Out of the entries that follow, copy each line containing "works".

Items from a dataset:
↓
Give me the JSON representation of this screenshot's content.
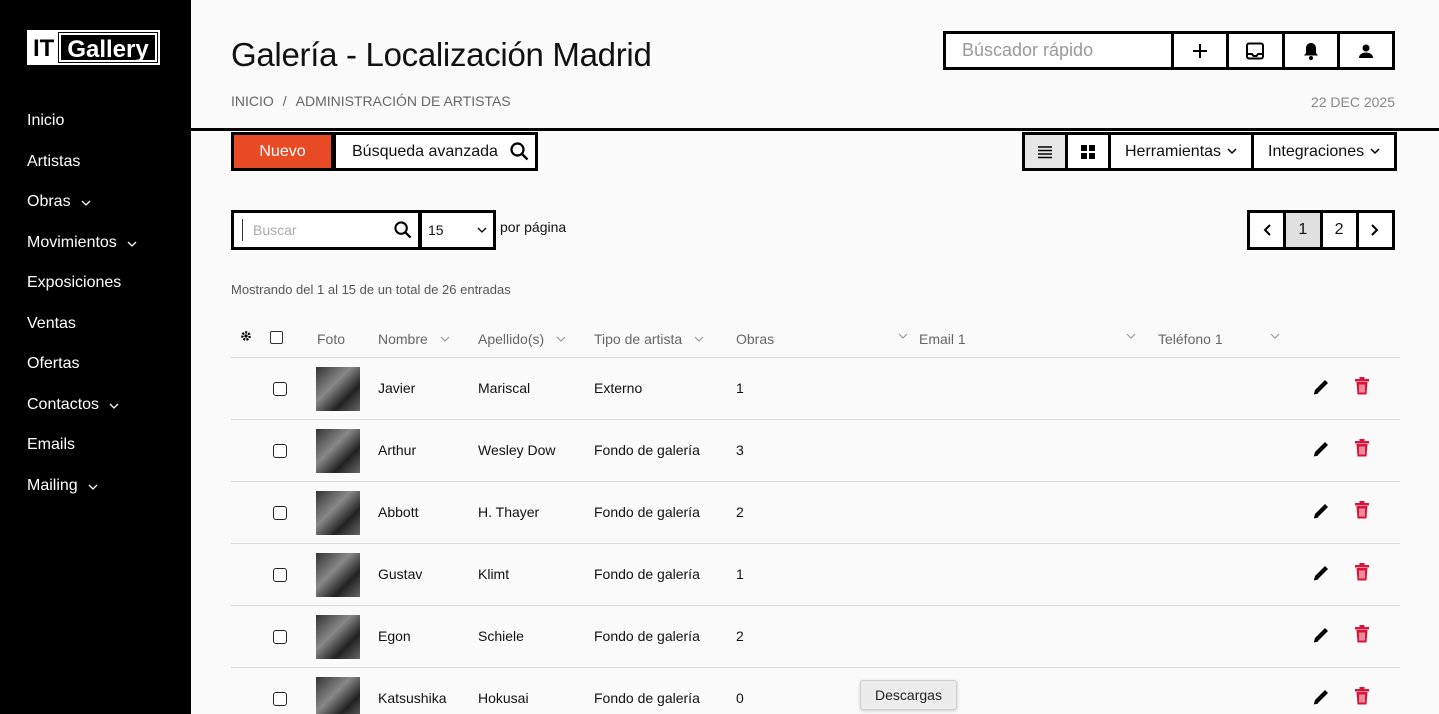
{
  "sidebar": {
    "logo_a": "IT",
    "logo_b": "Gallery",
    "items": [
      {
        "label": "Inicio",
        "chevron": false
      },
      {
        "label": "Artistas",
        "chevron": false
      },
      {
        "label": "Obras",
        "chevron": true
      },
      {
        "label": "Movimientos",
        "chevron": true
      },
      {
        "label": "Exposiciones",
        "chevron": false
      },
      {
        "label": "Ventas",
        "chevron": false
      },
      {
        "label": "Ofertas",
        "chevron": false
      },
      {
        "label": "Contactos",
        "chevron": true
      },
      {
        "label": "Emails",
        "chevron": false
      },
      {
        "label": "Mailing",
        "chevron": true
      }
    ]
  },
  "header": {
    "title": "Galería - Localización Madrid",
    "crumb_home": "INICIO",
    "crumb_sep": "/",
    "crumb_current": "ADMINISTRACIÓN DE ARTISTAS",
    "date": "22 DEC 2025",
    "quick_search_placeholder": "Búscador rápido"
  },
  "toolbar": {
    "new_label": "Nuevo",
    "advanced_label": "Búsqueda avanzada",
    "tools_label": "Herramientas",
    "integrations_label": "Integraciones"
  },
  "filters": {
    "search_placeholder": "Buscar",
    "per_page_value": "15",
    "per_page_label": "por página",
    "pages": [
      "1",
      "2"
    ],
    "current_page": "1"
  },
  "showing": "Mostrando del 1 al 15 de un total de 26 entradas",
  "table": {
    "headers": {
      "photo": "Foto",
      "name": "Nombre",
      "surname": "Apellido(s)",
      "type": "Tipo de artista",
      "works": "Obras",
      "email": "Email 1",
      "phone": "Teléfono 1"
    },
    "rows": [
      {
        "name": "Javier",
        "surname": "Mariscal",
        "type": "Externo",
        "works": "1"
      },
      {
        "name": "Arthur",
        "surname": "Wesley Dow",
        "type": "Fondo de galería",
        "works": "3"
      },
      {
        "name": "Abbott",
        "surname": "H. Thayer",
        "type": "Fondo de galería",
        "works": "2"
      },
      {
        "name": "Gustav",
        "surname": "Klimt",
        "type": "Fondo de galería",
        "works": "1"
      },
      {
        "name": "Egon",
        "surname": "Schiele",
        "type": "Fondo de galería",
        "works": "2"
      },
      {
        "name": "Katsushika",
        "surname": "Hokusai",
        "type": "Fondo de galería",
        "works": "0"
      }
    ]
  },
  "tooltip": "Descargas",
  "colors": {
    "accent": "#e84a25",
    "delete": "#d9143a"
  }
}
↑
- OUTPUT OF THE EXERCISE -
      "works": "Obras",
        "works": "1"
        "works": "3"
        "works": "2"
        "works": "1"
        "works": "2"
        "works": "0"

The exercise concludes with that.